Stow -- Fact: Stow Safety Forces have administered Narcan 21 times since December when they began using it on drug overdose calls.
Fact: In six of those cases, the individuals could not be revived.
Fact: In Summit County, Narcan has been used on overdose victims 323 times since Jan. 1.
In response to the ever-increasing number of opiate overdoses in the city, the Stow Police and Fire departments are working with the Community Health Center to offer Operation Second Chance. Its "ultimate goal" is reducing the number of people addicted to opiates within Stow and Munroe Falls.
"Operation Second Chance is formalizing what our first responders already do, and adding resources that will connect people with the help they need once the initial 'emergency' is over," says Police Chief Jeff Film of the program, the first of its kind in Summit County.
The Community Health Center, located in Akron, is a private, not-for profit 501(c) (3) that has been providing a "comprehensive array of treatment, prevention and housing services for addictive and compulsive behaviors and disorders" since 1974.
"We reached out to see what we could do . . . something more than just saying users need to stop using," says Film.
With Operation Second Chance's ultimate goal of reducing the number of individuals addicted to opiates within the community, Mayor Sara Kline calls it "one more puzzle piece" in connecting people with the help they need.
"Most importantly, we want our citizens to be safe and healthy. If a person does not know where to turn, we are now equipped to connect them with the resources they need," says Kline.
How Operation Second Chance is implemented
Janet Wagner, chief operating officer of the Community Health Center, explains how Operation Second Chance will work: When a drug-related incident is encountered by first responders, treatment information will be provided to the individual and a CHC case manager will be notified and respond within an hour. Through a meeting with the individual, the CHC will offer intervention and treatment services, including transportation to the Akron location.
"We will try to engage the individual so they will want to go to treatment," says Wagner, offering a "warm hand-off" for treatment.
The CHC will be working from an office in its Peachtree Estates facility on Wyoga Lake Road in Cuyahoga Falls.
"As a resident of Stow, I recognize our city is far enough away from Akron that it can be a barrier to people seeking treatment. This partnership will allow us to directly connect individuals in crisis with the treatment services they need in a more expedient manner," adds Janet D'Antonio, board president of CHC.
Robert Stokes, CHC's chief executive officer, agrees, saying "They do better in treatment when you get them as soon as you can in the door and start that treatment."
Films says the program is set "to go live" on Sept. 1, after officers have received the necessary training.
Operation Second Chance also strives to reduce the stigma associated with opiate addiction. Film say the City Center and all fire and police departments will be open to Stow citizens wishing to disclose they have a drug problem, turn in drug paraphernalia, and/or seek help without the fear of arrest.
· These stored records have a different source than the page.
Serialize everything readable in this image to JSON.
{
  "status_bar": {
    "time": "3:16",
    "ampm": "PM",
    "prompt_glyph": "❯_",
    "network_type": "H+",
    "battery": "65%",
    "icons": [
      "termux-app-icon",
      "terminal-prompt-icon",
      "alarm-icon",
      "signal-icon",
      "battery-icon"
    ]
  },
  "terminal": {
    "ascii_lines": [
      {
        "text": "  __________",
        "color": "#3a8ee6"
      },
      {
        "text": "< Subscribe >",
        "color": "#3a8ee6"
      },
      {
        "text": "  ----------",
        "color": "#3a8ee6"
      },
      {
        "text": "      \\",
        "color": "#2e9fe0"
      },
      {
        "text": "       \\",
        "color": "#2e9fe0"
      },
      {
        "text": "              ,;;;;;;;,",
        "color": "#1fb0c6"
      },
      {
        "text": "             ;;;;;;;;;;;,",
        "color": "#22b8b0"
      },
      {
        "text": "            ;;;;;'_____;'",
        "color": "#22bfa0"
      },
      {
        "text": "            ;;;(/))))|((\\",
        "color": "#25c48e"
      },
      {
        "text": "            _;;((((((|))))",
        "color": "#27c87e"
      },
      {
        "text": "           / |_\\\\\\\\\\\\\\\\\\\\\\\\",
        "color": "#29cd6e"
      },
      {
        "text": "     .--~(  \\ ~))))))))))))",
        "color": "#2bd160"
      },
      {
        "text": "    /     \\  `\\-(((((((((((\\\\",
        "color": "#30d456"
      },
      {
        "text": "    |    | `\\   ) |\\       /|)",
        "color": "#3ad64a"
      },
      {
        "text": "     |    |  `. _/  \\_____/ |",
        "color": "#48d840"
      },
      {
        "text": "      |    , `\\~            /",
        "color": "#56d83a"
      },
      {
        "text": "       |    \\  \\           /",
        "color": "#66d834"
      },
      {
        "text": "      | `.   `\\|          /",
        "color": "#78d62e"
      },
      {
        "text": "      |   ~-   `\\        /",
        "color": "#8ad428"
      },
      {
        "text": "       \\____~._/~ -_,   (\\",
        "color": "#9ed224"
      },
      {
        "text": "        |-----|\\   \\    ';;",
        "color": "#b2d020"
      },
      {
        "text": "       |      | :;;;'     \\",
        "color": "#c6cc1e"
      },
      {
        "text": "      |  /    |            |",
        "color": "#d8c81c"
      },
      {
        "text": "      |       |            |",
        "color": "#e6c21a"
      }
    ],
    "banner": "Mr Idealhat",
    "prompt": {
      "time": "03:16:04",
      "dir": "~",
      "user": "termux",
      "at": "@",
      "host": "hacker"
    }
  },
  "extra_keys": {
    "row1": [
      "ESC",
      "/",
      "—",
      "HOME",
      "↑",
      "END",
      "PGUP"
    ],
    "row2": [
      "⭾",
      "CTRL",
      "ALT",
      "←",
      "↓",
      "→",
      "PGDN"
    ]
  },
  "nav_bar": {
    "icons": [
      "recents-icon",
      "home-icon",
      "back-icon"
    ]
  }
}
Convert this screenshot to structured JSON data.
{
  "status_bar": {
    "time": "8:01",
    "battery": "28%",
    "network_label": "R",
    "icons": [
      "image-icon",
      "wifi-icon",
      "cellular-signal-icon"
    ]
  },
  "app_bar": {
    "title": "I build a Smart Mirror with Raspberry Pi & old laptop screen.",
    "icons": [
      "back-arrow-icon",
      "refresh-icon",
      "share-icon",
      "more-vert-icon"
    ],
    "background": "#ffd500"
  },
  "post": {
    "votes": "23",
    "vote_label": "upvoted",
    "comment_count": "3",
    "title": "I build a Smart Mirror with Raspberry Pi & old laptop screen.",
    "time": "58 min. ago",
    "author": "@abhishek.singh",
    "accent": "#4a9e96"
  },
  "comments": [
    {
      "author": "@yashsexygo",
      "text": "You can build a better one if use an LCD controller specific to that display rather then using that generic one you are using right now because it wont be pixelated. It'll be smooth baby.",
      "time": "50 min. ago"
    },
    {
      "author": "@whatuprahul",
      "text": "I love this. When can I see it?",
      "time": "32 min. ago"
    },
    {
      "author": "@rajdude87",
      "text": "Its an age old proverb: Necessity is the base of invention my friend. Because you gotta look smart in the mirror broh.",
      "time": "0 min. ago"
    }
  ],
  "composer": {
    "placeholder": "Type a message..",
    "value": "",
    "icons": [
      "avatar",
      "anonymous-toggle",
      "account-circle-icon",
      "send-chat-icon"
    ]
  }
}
This program goes along with legislation, known as a "Good Samaritan law," approved by the Ohio Legislature and set to go into effect in September. Part of House Bill 110 would provide immunity from arrest, prosecution or conviction for a minor drug possession offense when a person "seeks or obtains medical assistance for self or another person who is experiencing a drug overdose."
Film says the mandate would focus on treatment rather than sentencing, adding there is "no place to send misdemeanors" in the overcrowded jails and prisons.
"We can't just arrest our way out of this," says Kline.
Increase seen in need for services
The CHC reports experiencing a 40 percent increase in patients seeking treatment for opiate addiction. Stokes says the CHC has "the most comprehensive addiction treatment services in Summit County," including outpatient, medical and residential programs. "We believe we are in a good position to provide many of the services people will need."
There will be times CHC will also have an engagement counselor at Stow-Munroe Falls High School, says Wagner.
"Many believe it's a teen issue when in reality, it's an adult issue," Kline says, adding that it's important to work with teenagers "when they're a captive audience."
Film says the average age of individuals who overdose is 20 to 35 years of age. "When we see them, they're usually at their lowest," he said.
According to Stokes, the 20 to 30 age group comprises 55 percent of those served by the agency.
And while the average age is 37 of those being treated, "we are providing services for some senior citizens . . . it truly reaches everybody," he notes.
The CHC will track how many referrals come in for treatment, he says.
"Once we see how this partnership works with Stow, we will explore offering this service to other municipalities. Anything we can do to increase someone's chances of entering treatment we are going to do," says D'Antonio.
"It's not a cure-all by any means," she adds, "it won't be an overnight thing."
"This program will be a success if we save even one life, but I am sure we will help many more," says D'Antonio.